* [INSTRUCTIONS FOR THE TASK]: Note every line in the entries that contains the string "Ctrl", and copy it.

* [EXERCISE INPUTS]:
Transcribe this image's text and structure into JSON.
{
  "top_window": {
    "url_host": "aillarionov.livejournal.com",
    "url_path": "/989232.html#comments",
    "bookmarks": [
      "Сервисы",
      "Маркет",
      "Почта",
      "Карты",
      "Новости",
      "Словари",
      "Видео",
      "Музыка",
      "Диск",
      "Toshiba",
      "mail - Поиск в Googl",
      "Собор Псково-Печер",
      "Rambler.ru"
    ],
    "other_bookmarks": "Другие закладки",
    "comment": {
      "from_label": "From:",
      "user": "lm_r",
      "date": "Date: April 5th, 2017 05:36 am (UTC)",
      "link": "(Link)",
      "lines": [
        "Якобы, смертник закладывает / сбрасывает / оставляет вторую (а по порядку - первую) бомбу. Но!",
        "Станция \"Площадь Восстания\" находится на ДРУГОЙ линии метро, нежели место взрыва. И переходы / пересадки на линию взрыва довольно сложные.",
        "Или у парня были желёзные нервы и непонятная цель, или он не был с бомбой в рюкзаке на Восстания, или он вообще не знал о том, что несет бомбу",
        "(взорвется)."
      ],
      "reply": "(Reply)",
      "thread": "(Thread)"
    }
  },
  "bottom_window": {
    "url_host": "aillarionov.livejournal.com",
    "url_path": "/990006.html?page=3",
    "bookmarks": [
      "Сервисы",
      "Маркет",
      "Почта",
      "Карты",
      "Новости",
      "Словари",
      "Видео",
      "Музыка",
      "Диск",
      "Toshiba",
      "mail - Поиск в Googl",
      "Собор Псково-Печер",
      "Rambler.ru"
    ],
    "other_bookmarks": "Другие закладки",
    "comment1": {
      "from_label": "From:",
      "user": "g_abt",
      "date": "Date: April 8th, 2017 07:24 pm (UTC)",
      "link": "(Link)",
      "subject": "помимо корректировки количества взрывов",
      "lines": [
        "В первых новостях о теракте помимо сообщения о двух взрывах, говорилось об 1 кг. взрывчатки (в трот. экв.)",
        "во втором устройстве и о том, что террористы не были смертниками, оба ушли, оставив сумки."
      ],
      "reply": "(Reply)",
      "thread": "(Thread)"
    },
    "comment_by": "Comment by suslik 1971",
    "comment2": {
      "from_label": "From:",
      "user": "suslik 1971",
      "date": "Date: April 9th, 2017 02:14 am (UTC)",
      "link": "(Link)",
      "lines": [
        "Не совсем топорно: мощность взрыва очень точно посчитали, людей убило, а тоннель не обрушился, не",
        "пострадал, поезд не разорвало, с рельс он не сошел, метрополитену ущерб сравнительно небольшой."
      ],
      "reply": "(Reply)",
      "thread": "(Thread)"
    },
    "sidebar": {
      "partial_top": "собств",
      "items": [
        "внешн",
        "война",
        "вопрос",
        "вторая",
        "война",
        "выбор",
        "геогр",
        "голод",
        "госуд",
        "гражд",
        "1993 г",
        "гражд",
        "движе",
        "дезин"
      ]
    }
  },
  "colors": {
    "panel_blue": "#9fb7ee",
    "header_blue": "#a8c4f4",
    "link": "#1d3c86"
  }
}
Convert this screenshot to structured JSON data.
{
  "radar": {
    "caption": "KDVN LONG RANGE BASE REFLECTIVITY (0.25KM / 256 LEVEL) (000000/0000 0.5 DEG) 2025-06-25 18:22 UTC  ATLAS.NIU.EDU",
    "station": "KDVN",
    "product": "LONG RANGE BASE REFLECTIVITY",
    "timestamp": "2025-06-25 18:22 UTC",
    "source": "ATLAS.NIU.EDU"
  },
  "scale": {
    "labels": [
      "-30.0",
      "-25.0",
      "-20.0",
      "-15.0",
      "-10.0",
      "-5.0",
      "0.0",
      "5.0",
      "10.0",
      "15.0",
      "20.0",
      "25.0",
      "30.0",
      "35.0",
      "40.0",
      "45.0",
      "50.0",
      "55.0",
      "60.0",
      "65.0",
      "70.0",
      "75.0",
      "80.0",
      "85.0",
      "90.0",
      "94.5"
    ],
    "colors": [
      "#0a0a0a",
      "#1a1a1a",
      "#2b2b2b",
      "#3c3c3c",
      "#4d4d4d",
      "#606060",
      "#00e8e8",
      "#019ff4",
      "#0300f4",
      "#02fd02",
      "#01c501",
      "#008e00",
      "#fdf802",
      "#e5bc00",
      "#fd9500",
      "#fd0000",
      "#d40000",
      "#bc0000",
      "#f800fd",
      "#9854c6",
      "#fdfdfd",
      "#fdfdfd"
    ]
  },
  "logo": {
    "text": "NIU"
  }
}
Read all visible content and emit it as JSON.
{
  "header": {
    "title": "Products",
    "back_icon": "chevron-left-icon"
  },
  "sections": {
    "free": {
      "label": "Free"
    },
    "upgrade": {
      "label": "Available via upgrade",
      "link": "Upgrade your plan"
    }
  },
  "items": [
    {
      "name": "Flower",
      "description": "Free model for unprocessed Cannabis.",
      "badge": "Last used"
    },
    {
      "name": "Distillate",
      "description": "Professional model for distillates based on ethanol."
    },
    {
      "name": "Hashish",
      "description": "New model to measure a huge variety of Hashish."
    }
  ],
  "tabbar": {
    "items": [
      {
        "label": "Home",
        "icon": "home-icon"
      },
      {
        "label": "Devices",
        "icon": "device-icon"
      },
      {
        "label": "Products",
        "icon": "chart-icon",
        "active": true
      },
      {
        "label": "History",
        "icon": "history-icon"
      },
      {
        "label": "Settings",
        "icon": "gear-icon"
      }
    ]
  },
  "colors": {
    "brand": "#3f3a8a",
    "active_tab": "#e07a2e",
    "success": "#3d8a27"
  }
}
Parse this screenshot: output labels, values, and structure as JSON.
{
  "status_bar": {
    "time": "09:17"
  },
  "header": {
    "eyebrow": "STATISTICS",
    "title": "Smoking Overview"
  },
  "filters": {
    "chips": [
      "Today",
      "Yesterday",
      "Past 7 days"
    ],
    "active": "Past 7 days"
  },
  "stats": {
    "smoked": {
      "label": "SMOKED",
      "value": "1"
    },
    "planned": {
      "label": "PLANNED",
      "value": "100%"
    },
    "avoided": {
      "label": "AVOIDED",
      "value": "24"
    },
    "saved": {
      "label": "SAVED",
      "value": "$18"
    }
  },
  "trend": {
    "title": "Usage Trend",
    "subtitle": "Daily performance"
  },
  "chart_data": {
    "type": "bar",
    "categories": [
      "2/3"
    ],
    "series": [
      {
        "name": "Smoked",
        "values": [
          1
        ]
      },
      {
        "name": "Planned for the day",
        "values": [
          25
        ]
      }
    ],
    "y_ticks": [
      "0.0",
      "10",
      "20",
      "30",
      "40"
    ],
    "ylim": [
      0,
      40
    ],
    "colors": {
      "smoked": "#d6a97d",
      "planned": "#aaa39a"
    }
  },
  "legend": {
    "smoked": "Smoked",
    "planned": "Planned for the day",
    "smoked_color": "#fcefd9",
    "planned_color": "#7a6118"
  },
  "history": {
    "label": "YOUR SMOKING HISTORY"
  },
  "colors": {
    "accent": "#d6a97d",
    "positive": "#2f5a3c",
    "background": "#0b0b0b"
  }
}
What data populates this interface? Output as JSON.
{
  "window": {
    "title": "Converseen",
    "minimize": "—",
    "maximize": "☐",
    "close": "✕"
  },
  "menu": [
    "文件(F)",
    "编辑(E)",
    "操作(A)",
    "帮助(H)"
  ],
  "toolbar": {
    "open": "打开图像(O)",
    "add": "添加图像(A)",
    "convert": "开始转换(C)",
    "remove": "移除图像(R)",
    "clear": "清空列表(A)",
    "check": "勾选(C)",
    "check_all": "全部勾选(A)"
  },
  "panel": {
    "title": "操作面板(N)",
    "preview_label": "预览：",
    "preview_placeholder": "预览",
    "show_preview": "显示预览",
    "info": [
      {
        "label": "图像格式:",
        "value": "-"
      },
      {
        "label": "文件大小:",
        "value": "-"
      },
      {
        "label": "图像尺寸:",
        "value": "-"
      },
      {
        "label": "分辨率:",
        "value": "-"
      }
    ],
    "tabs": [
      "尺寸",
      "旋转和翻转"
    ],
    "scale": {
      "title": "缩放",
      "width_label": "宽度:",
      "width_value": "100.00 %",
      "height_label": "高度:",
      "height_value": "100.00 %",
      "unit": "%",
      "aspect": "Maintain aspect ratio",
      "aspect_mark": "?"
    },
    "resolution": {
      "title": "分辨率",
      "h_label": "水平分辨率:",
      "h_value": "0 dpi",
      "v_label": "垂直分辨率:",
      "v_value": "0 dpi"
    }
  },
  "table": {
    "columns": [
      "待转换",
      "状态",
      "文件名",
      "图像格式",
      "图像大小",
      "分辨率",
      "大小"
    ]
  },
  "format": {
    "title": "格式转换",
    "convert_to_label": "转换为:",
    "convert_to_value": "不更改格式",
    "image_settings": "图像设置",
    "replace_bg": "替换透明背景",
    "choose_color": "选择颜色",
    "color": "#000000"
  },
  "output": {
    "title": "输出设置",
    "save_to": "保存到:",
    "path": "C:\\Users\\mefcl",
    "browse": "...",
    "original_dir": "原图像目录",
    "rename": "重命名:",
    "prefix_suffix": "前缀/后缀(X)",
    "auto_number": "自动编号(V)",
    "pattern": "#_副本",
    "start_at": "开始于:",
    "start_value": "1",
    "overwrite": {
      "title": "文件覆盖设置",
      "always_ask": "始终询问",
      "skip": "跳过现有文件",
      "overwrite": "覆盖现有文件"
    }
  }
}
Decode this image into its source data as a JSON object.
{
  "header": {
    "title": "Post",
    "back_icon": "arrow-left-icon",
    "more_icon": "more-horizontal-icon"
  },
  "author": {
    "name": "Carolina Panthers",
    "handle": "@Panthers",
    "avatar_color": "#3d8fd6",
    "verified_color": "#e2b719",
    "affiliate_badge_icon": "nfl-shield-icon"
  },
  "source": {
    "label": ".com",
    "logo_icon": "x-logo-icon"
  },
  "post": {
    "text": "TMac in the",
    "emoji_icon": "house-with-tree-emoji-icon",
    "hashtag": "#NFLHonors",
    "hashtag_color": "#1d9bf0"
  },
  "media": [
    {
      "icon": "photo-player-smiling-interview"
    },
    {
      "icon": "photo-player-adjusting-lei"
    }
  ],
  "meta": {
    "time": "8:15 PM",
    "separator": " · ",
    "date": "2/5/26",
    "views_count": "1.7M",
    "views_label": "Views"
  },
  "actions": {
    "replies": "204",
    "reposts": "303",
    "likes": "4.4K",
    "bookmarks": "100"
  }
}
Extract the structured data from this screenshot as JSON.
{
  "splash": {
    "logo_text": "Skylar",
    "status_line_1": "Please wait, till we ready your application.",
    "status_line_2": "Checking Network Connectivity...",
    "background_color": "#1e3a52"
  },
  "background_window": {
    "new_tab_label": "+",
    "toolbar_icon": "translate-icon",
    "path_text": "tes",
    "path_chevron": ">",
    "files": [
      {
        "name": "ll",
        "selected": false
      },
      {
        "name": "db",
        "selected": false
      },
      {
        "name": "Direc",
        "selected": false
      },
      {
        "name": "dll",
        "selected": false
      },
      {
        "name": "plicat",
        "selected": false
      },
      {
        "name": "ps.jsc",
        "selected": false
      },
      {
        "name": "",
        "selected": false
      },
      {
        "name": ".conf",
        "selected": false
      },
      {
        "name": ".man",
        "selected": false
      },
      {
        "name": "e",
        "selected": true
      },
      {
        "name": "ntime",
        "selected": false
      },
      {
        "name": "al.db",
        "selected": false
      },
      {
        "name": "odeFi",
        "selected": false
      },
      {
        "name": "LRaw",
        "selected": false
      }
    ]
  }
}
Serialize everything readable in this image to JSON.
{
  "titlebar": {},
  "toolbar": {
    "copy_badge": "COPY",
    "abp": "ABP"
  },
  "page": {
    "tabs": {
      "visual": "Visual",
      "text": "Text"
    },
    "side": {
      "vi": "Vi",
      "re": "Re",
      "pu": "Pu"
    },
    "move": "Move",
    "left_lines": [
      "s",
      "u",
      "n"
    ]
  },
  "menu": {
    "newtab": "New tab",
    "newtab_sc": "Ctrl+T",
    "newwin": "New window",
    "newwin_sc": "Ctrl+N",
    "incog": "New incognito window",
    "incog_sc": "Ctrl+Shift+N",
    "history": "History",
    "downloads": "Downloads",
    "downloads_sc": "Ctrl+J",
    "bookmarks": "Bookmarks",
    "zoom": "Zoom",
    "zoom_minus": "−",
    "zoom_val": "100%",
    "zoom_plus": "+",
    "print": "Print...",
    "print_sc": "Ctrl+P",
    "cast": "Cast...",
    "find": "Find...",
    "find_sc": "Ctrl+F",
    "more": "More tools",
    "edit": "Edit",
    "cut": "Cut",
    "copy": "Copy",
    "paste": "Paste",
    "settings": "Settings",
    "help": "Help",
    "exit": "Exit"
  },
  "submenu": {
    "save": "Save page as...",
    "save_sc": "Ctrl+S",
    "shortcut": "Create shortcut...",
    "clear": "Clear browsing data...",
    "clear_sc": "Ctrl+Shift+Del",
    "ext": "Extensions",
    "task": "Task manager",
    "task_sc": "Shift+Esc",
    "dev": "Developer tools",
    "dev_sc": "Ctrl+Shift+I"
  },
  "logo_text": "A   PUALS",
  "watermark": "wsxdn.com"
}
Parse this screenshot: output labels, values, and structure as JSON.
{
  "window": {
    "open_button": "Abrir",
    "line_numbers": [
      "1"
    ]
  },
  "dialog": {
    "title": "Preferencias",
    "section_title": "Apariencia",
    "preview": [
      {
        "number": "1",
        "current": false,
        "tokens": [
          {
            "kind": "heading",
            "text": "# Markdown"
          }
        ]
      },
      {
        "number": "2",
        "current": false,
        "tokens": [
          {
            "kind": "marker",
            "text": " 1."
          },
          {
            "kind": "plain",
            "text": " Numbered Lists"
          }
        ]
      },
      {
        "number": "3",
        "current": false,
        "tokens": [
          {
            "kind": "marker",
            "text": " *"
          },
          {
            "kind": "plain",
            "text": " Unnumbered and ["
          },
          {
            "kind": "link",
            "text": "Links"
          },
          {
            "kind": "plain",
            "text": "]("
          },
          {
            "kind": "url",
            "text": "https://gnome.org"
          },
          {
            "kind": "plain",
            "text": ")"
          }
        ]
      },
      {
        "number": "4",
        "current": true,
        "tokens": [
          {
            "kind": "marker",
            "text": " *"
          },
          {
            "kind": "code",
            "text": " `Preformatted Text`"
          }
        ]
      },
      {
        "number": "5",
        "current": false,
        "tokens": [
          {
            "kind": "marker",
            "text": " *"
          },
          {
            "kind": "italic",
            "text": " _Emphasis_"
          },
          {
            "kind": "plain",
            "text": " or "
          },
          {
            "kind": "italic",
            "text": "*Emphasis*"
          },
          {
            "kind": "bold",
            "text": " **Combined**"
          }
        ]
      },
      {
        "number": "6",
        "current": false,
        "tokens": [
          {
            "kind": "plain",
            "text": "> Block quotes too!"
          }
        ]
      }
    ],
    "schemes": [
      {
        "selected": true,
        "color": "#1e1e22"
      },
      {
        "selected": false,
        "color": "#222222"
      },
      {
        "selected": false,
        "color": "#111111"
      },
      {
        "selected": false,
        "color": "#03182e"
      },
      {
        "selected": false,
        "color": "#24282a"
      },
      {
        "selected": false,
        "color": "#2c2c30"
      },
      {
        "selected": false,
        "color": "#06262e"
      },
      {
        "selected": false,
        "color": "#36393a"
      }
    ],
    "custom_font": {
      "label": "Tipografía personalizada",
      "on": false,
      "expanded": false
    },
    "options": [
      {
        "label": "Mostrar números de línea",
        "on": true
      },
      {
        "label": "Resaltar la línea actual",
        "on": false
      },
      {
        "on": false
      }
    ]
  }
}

* [TASK RESULT]:
    "newtab_sc": "Ctrl+T",
    "newwin_sc": "Ctrl+N",
    "incog_sc": "Ctrl+Shift+N",
    "downloads_sc": "Ctrl+J",
    "print_sc": "Ctrl+P",
    "find_sc": "Ctrl+F",
    "save_sc": "Ctrl+S",
    "clear_sc": "Ctrl+Shift+Del",
    "dev_sc": "Ctrl+Shift+I"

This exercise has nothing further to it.